The American government is famous for saying it won’t negotiate with terrorists (even though we’ve done so on many occasions). If Obama were to announce right now that we were negotiating a ransom for the girls, he would likely be blasted in the media as a spineless terrorist-appeaser.
But would that really be so bad? Try to remove your emotions from the decision- nobody likes the thought of rewarding people for committing heinous crimes like this kidnapping, but we’re already three weeks removed from the original crime: what are our chances of recovering even a fraction of the girls (alive) using force? I’d say that chance is almost zero.
Boko Haram promulgates a message that western culture (specifically western education) is evil, and that western powers like the United States are trying to spread evil progressive ideologies and create modern-day forms of colonialism. We cannot give them more ammunition for their propaganda machine.
One thing our foreign policy “experts” haven’t seemed to grasp in recent years is how we constantly create more enemies for ourselves by taking the bait of fringe militant groups. Look at Al-Qaeda for example: how many future insurgents did we create from all of the “collateral damage” (ie. civilian deaths) that resulted from our stubborn obsession with eradicating this group?
One of the biggest reasons why we are disliked by many people in other countries is that we are perceived as a schoolyard bully who is constantly trying to police the whole world. Sending in our special forces to fight a guerilla war in the jungle with an army that has no uniform and is full of young kids is just asking for trouble.

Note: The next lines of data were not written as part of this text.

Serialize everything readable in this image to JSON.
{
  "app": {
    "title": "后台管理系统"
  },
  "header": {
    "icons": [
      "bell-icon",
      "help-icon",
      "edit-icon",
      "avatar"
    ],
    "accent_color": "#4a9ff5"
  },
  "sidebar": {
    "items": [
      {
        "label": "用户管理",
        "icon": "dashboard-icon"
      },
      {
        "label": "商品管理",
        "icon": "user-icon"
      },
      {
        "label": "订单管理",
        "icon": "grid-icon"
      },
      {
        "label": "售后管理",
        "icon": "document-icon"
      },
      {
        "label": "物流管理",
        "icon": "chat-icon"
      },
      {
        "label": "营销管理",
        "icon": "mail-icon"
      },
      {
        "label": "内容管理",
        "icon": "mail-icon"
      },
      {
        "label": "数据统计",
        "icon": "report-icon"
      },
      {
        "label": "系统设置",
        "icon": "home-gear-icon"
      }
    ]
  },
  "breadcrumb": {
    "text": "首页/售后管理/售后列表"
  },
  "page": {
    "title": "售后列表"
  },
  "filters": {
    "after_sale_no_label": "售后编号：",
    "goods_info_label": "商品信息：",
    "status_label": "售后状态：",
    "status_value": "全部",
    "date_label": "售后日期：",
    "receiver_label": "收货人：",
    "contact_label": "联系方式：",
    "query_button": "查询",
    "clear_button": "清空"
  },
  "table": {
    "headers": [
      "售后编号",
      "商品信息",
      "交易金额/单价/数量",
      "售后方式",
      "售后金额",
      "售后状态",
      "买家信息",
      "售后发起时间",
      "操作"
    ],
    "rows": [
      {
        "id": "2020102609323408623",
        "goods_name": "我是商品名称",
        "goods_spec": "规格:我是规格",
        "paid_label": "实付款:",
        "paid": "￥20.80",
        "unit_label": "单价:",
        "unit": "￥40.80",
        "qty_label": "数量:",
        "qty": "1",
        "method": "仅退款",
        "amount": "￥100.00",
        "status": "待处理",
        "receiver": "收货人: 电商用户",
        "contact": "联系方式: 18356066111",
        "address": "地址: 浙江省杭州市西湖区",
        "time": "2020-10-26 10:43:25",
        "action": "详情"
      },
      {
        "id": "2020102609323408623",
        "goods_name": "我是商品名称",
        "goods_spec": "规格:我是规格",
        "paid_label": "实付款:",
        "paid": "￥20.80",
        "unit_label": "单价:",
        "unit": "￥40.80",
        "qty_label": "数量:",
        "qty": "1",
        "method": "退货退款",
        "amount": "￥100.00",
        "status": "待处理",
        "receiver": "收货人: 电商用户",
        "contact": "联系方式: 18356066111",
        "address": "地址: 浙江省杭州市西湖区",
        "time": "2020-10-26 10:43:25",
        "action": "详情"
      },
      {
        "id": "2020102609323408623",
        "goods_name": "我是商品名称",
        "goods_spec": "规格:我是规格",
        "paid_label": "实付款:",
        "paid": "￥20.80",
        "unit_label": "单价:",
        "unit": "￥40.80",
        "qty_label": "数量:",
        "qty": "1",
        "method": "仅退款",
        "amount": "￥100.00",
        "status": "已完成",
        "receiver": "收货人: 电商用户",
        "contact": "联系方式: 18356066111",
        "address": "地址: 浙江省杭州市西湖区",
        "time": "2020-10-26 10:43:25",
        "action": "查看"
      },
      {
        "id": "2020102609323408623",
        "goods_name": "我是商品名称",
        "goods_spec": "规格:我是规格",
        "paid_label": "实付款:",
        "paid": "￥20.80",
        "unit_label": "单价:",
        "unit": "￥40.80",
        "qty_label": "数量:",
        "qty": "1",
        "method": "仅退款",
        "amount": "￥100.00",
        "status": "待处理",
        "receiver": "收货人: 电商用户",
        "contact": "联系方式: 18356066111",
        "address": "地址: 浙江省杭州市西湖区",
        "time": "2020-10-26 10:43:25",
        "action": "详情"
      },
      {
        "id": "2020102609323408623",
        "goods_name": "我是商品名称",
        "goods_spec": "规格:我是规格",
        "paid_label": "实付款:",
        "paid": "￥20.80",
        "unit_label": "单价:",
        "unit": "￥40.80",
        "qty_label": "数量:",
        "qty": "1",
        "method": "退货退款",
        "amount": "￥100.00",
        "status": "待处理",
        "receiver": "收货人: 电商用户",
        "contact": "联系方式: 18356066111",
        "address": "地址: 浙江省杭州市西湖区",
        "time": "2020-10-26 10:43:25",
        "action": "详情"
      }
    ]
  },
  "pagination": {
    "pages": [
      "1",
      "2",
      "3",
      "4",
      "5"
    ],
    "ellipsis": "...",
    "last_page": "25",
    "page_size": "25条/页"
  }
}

Boko Haram’s leadership would use this move as proof that the U.S. cared less about the girls’ well-being than about their own strategic interests in the region. And they would definitely make sure to publicize all of the graphic images, especially the ones of dead children (even if the kids were child soldiers).
Because of these factors, I think that negotiation is clearly the better option. It has the highest likelihood of recovering the girls safely and the lowest likelihood of becoming another black eye on our foreign policy record. Plus, it would show we cared more about the principles of equality and universal education than we do about maintaining a military presence around the world.

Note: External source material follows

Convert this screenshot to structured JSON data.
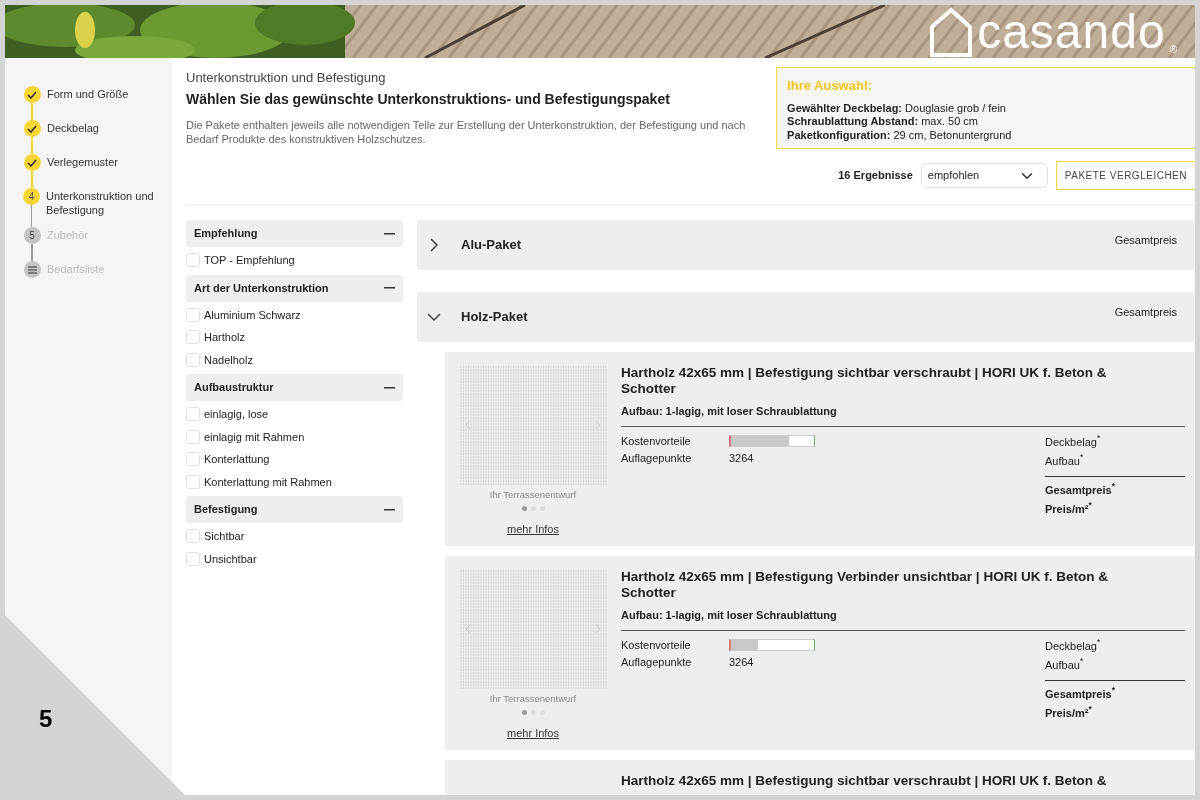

And if it was successful, why couldn’t we just go after Boko Haram afterwards? They would no longer have any leverage in the situation and the fact that we made sure to secure the girls first would probably make it a lot less likely that people would be suspicious of ulterior motives.
Obviously, we can’t ignore the fact that we would be, in effect, helping to fund Boko Haram by paying them a ransom for the girls. But we have to ask ourselves what’s more important to us: the lives of the girls, or revenge against Boko Haram. The latter will always be an available option, but we may be quickly running out of time to accomplish the former.

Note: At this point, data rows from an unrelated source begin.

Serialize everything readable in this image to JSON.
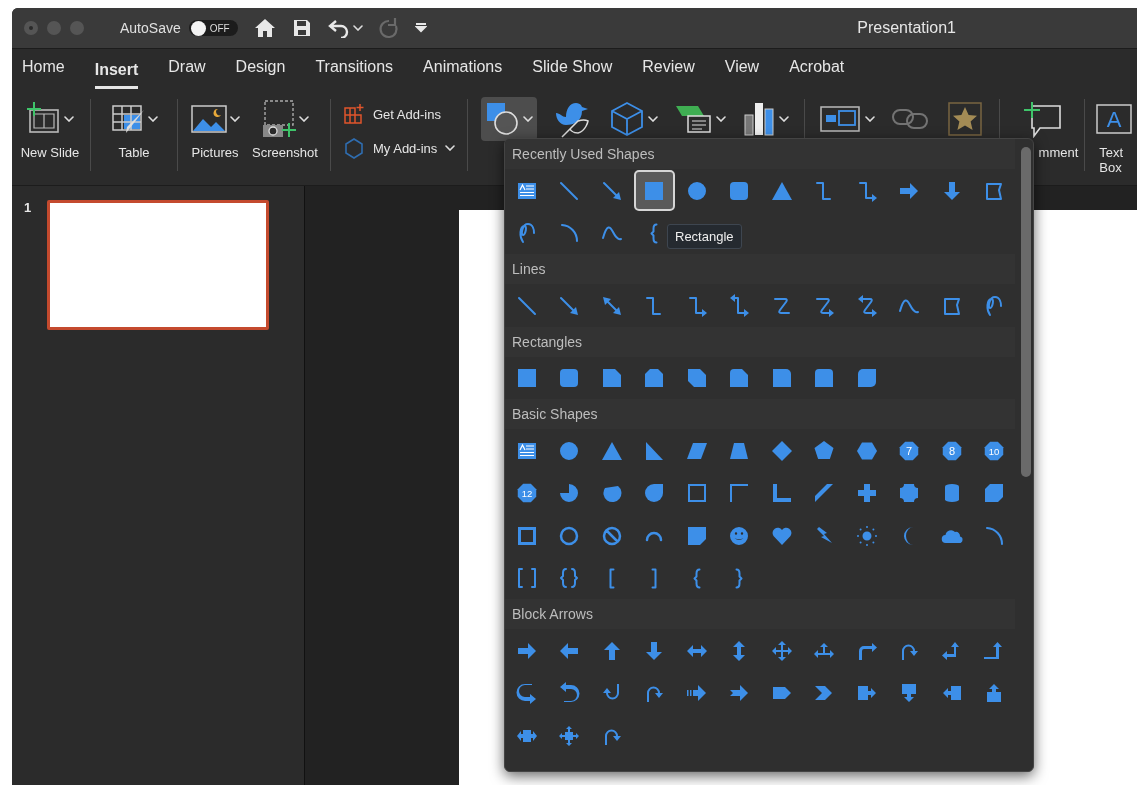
{
  "title_bar": {
    "autosave": {
      "label": "AutoSave",
      "toggle_text": "OFF",
      "on": false
    },
    "quick_access": [
      {
        "kind": "home",
        "disabled": false
      },
      {
        "kind": "save",
        "disabled": false
      },
      {
        "kind": "undo",
        "disabled": false,
        "menu": true
      },
      {
        "kind": "redo",
        "disabled": true,
        "menu": false
      },
      {
        "kind": "customize",
        "disabled": false
      }
    ],
    "title": "Presentation1"
  },
  "tabs": [
    {
      "label": "Home",
      "selected": false
    },
    {
      "label": "Insert",
      "selected": true
    },
    {
      "label": "Draw",
      "selected": false
    },
    {
      "label": "Design",
      "selected": false
    },
    {
      "label": "Transitions",
      "selected": false
    },
    {
      "label": "Animations",
      "selected": false
    },
    {
      "label": "Slide Show",
      "selected": false
    },
    {
      "label": "Review",
      "selected": false
    },
    {
      "label": "View",
      "selected": false
    },
    {
      "label": "Acrobat",
      "selected": false
    }
  ],
  "ribbon": [
    {
      "kind": "new-slide",
      "label": "New Slide",
      "menu": true,
      "selected": false,
      "disabled": false
    },
    {
      "kind": "separator"
    },
    {
      "kind": "table",
      "label": "Table",
      "menu": true,
      "selected": false,
      "disabled": false
    },
    {
      "kind": "separator"
    },
    {
      "kind": "pictures",
      "label": "Pictures",
      "menu": true,
      "selected": false,
      "disabled": false
    },
    {
      "kind": "screenshot",
      "label": "Screenshot",
      "menu": true,
      "selected": false,
      "disabled": false
    },
    {
      "kind": "separator"
    },
    {
      "kind": "addins",
      "items": [
        {
          "kind": "store",
          "label": "Get Add-ins",
          "menu": false
        },
        {
          "kind": "my-addins",
          "label": "My Add-ins",
          "menu": true
        }
      ]
    },
    {
      "kind": "separator"
    },
    {
      "kind": "shapes",
      "menu": true,
      "selected": true,
      "disabled": false
    },
    {
      "kind": "icons",
      "menu": false,
      "selected": false,
      "disabled": false
    },
    {
      "kind": "models",
      "menu": true,
      "selected": false,
      "disabled": false
    },
    {
      "kind": "smartart",
      "menu": true,
      "selected": false,
      "disabled": false
    },
    {
      "kind": "chart",
      "menu": true,
      "selected": false,
      "disabled": false
    },
    {
      "kind": "separator"
    },
    {
      "kind": "media",
      "menu": true,
      "selected": false,
      "disabled": false
    },
    {
      "kind": "link",
      "menu": false,
      "selected": false,
      "disabled": true
    },
    {
      "kind": "action",
      "menu": false,
      "selected": false,
      "disabled": false
    },
    {
      "kind": "separator"
    },
    {
      "kind": "comment",
      "label": "mment",
      "menu": false,
      "selected": false,
      "disabled": false
    },
    {
      "kind": "separator"
    },
    {
      "kind": "text-box",
      "label": "Text Box",
      "glyph": "A",
      "menu": false,
      "selected": false,
      "disabled": false
    }
  ],
  "slides_panel": {
    "slides": [
      {
        "number": "1",
        "selected": true
      }
    ]
  },
  "shapes_gallery": {
    "tooltip": "Rectangle",
    "sections": [
      {
        "title": "Recently Used Shapes",
        "shapes": [
          {
            "kind": "text-box",
            "selected": false
          },
          {
            "kind": "line",
            "selected": false
          },
          {
            "kind": "arrow-line",
            "selected": false
          },
          {
            "kind": "rectangle",
            "selected": true
          },
          {
            "kind": "oval",
            "selected": false
          },
          {
            "kind": "rounded-rectangle",
            "selected": false
          },
          {
            "kind": "triangle",
            "selected": false
          },
          {
            "kind": "elbow-connector",
            "selected": false
          },
          {
            "kind": "elbow-arrow",
            "selected": false
          },
          {
            "kind": "right-arrow",
            "selected": false
          },
          {
            "kind": "down-arrow",
            "selected": false
          },
          {
            "kind": "freeform",
            "selected": false
          },
          {
            "kind": "scribble",
            "selected": false
          },
          {
            "kind": "arc",
            "selected": false
          },
          {
            "kind": "curve",
            "selected": false
          },
          {
            "kind": "left-brace",
            "selected": false
          }
        ]
      },
      {
        "title": "Lines",
        "shapes": [
          {
            "kind": "line",
            "selected": false
          },
          {
            "kind": "arrow-line",
            "selected": false
          },
          {
            "kind": "double-arrow-line",
            "selected": false
          },
          {
            "kind": "elbow-connector",
            "selected": false
          },
          {
            "kind": "elbow-arrow",
            "selected": false
          },
          {
            "kind": "elbow-double-arrow",
            "selected": false
          },
          {
            "kind": "curved-connector",
            "selected": false
          },
          {
            "kind": "curved-arrow-connector",
            "selected": false
          },
          {
            "kind": "curved-double-arrow",
            "selected": false
          },
          {
            "kind": "curve",
            "selected": false
          },
          {
            "kind": "freeform",
            "selected": false
          },
          {
            "kind": "scribble",
            "selected": false
          }
        ]
      },
      {
        "title": "Rectangles",
        "shapes": [
          {
            "kind": "rectangle",
            "selected": false
          },
          {
            "kind": "rounded-rectangle",
            "selected": false
          },
          {
            "kind": "snip-corner",
            "selected": false
          },
          {
            "kind": "snip-same",
            "selected": false
          },
          {
            "kind": "snip-diagonal",
            "selected": false
          },
          {
            "kind": "snip-round",
            "selected": false
          },
          {
            "kind": "round-corner",
            "selected": false
          },
          {
            "kind": "round-same",
            "selected": false
          },
          {
            "kind": "round-diagonal",
            "selected": false
          }
        ]
      },
      {
        "title": "Basic Shapes",
        "shapes": [
          {
            "kind": "text-box",
            "selected": false
          },
          {
            "kind": "oval",
            "selected": false
          },
          {
            "kind": "triangle",
            "selected": false
          },
          {
            "kind": "right-triangle",
            "selected": false
          },
          {
            "kind": "parallelogram",
            "selected": false
          },
          {
            "kind": "trapezoid",
            "selected": false
          },
          {
            "kind": "diamond",
            "selected": false
          },
          {
            "kind": "pentagon",
            "selected": false
          },
          {
            "kind": "hexagon",
            "selected": false
          },
          {
            "kind": "polygon",
            "label": "7",
            "selected": false
          },
          {
            "kind": "polygon",
            "label": "8",
            "selected": false
          },
          {
            "kind": "polygon",
            "label": "10",
            "selected": false
          },
          {
            "kind": "polygon",
            "label": "12",
            "selected": false
          },
          {
            "kind": "pie",
            "selected": false
          },
          {
            "kind": "chord",
            "selected": false
          },
          {
            "kind": "teardrop",
            "selected": false
          },
          {
            "kind": "frame",
            "selected": false
          },
          {
            "kind": "half-frame",
            "selected": false
          },
          {
            "kind": "l-shape",
            "selected": false
          },
          {
            "kind": "diagonal-stripe",
            "selected": false
          },
          {
            "kind": "cross",
            "selected": false
          },
          {
            "kind": "plaque",
            "selected": false
          },
          {
            "kind": "can",
            "selected": false
          },
          {
            "kind": "cube",
            "selected": false
          },
          {
            "kind": "bevel",
            "selected": false
          },
          {
            "kind": "donut",
            "selected": false
          },
          {
            "kind": "no-symbol",
            "selected": false
          },
          {
            "kind": "block-arc",
            "selected": false
          },
          {
            "kind": "folded-corner",
            "selected": false
          },
          {
            "kind": "smiley",
            "selected": false
          },
          {
            "kind": "heart",
            "selected": false
          },
          {
            "kind": "lightning",
            "selected": false
          },
          {
            "kind": "sun",
            "selected": false
          },
          {
            "kind": "moon",
            "selected": false
          },
          {
            "kind": "cloud",
            "selected": false
          },
          {
            "kind": "arc",
            "selected": false
          },
          {
            "kind": "double-bracket",
            "selected": false
          },
          {
            "kind": "double-brace",
            "selected": false
          },
          {
            "kind": "left-bracket",
            "selected": false
          },
          {
            "kind": "right-bracket",
            "selected": false
          },
          {
            "kind": "left-brace",
            "selected": false
          },
          {
            "kind": "right-brace",
            "selected": false
          }
        ]
      },
      {
        "title": "Block Arrows",
        "shapes": [
          {
            "kind": "right-arrow",
            "selected": false
          },
          {
            "kind": "left-arrow",
            "selected": false
          },
          {
            "kind": "up-arrow",
            "selected": false
          },
          {
            "kind": "down-arrow",
            "selected": false
          },
          {
            "kind": "left-right-arrow",
            "selected": false
          },
          {
            "kind": "up-down-arrow",
            "selected": false
          },
          {
            "kind": "quad-arrow",
            "selected": false
          },
          {
            "kind": "left-right-up-arrow",
            "selected": false
          },
          {
            "kind": "bent-arrow",
            "selected": false
          },
          {
            "kind": "u-turn-arrow",
            "selected": false
          },
          {
            "kind": "left-up-arrow",
            "selected": false
          },
          {
            "kind": "bent-up-arrow",
            "selected": false
          },
          {
            "kind": "curved-right-arrow",
            "selected": false
          },
          {
            "kind": "curved-left-arrow",
            "selected": false
          },
          {
            "kind": "curved-up-arrow",
            "selected": false
          },
          {
            "kind": "curved-down-arrow",
            "selected": false
          },
          {
            "kind": "striped-right-arrow",
            "selected": false
          },
          {
            "kind": "notched-right-arrow",
            "selected": false
          },
          {
            "kind": "pentagon-arrow",
            "selected": false
          },
          {
            "kind": "chevron",
            "selected": false
          },
          {
            "kind": "right-callout",
            "selected": false
          },
          {
            "kind": "down-callout",
            "selected": false
          },
          {
            "kind": "left-callout",
            "selected": false
          },
          {
            "kind": "up-callout",
            "selected": false
          },
          {
            "kind": "left-right-callout",
            "selected": false
          },
          {
            "kind": "quad-callout",
            "selected": false
          },
          {
            "kind": "circular-arrow",
            "selected": false
          }
        ]
      }
    ]
  }
}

Rats are misunderstood. Because they happen to prefer the grimier habitations of this world, we have a natural fear of them. However, the average rat is just as intelligent as the average dog! These guys will prove it to you.
By around 18 months, babies can tell when you’re faking an emotion. This discovery came from testing done at Concordia University.
To test this, researchers got two groups of babies: one group of 15-month olds and one group of 18-month olds. The infants observed an actor who would perform some action and then display a facial emotion that either did or did not make sense with the action. For example, hurting a finger and showing pain would make sense, but receiving a favored toy and then showing a sad face would not.
The 15-month olds empathized (judging by their facial reactions) with whatever emotion the actor displayed, regardless of whether it made sense or not.
The 18-month olds, however, immediately recognized the faking, scrutinizing the actors face more closely and even looking to the researcher (who is viewed as a trusted source) for confirmation of their reaction. They also only showed empathy for the actor’s “pain” face when it made sense with the preceding action.